Preferential attachment networks are a type of random network where new nodes are connected to existing ones at random and are more likely to connect to those that already have many connections. We investigate further a family of models introduced by Antunović, Mossel and Rácz where each vertex in a preferential attachment graph is assigned a type, based on the types of its neighbours. Instances of this type of process where the proportions of each type present do not converge over time seem to be rare.
Previous work found that a “rock-paper-scissors” setup where each new node’s type was determined by a rock-paper-scissors contest between its two neighbours does not converge. Here, two cases similar to that are considered, one which is like the above but with an arbitrarily small chance of picking a random type and one where there are four neighbours which perform a knockout tournament to determine the new type.
These two new setups, despite seeming very similar to the rock-paper-scissors model, do in fact converge, perhaps surprisingly.

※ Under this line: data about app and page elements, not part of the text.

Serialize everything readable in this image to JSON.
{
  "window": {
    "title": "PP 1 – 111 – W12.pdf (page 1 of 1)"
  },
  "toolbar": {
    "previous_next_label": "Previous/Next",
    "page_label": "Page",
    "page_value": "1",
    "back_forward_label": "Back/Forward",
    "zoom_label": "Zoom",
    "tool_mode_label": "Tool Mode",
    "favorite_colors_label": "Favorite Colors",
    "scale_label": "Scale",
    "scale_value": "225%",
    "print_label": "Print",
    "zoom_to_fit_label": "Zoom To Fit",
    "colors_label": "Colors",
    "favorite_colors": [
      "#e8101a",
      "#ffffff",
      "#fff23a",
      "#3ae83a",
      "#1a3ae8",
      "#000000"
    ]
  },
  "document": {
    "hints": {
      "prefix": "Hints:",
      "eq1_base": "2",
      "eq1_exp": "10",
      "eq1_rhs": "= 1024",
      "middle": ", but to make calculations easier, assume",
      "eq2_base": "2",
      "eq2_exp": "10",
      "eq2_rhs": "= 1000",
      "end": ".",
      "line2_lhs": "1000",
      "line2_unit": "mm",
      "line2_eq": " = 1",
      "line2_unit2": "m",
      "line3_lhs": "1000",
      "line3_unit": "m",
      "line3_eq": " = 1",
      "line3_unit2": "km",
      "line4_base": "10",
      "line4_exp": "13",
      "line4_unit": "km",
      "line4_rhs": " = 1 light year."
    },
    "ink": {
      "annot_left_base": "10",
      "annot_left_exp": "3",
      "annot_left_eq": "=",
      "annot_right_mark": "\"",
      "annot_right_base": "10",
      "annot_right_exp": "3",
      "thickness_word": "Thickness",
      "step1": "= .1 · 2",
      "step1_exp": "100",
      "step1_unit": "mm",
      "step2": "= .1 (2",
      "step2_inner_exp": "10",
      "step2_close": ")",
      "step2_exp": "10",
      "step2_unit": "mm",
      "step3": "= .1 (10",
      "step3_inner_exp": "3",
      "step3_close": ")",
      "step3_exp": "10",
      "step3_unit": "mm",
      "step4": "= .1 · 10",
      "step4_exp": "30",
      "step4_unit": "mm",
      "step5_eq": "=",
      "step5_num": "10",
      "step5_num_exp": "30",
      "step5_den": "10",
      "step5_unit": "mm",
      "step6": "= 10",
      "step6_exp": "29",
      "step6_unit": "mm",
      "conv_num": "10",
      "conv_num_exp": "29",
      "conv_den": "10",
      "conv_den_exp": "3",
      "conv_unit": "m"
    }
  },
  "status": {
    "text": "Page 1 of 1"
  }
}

"Fragility of nonconvergence in preferential attachment graphs with three types." Involve 14 (3) 531 - 540, 2021. https://doi.org/10.2140/involve.2021.14.531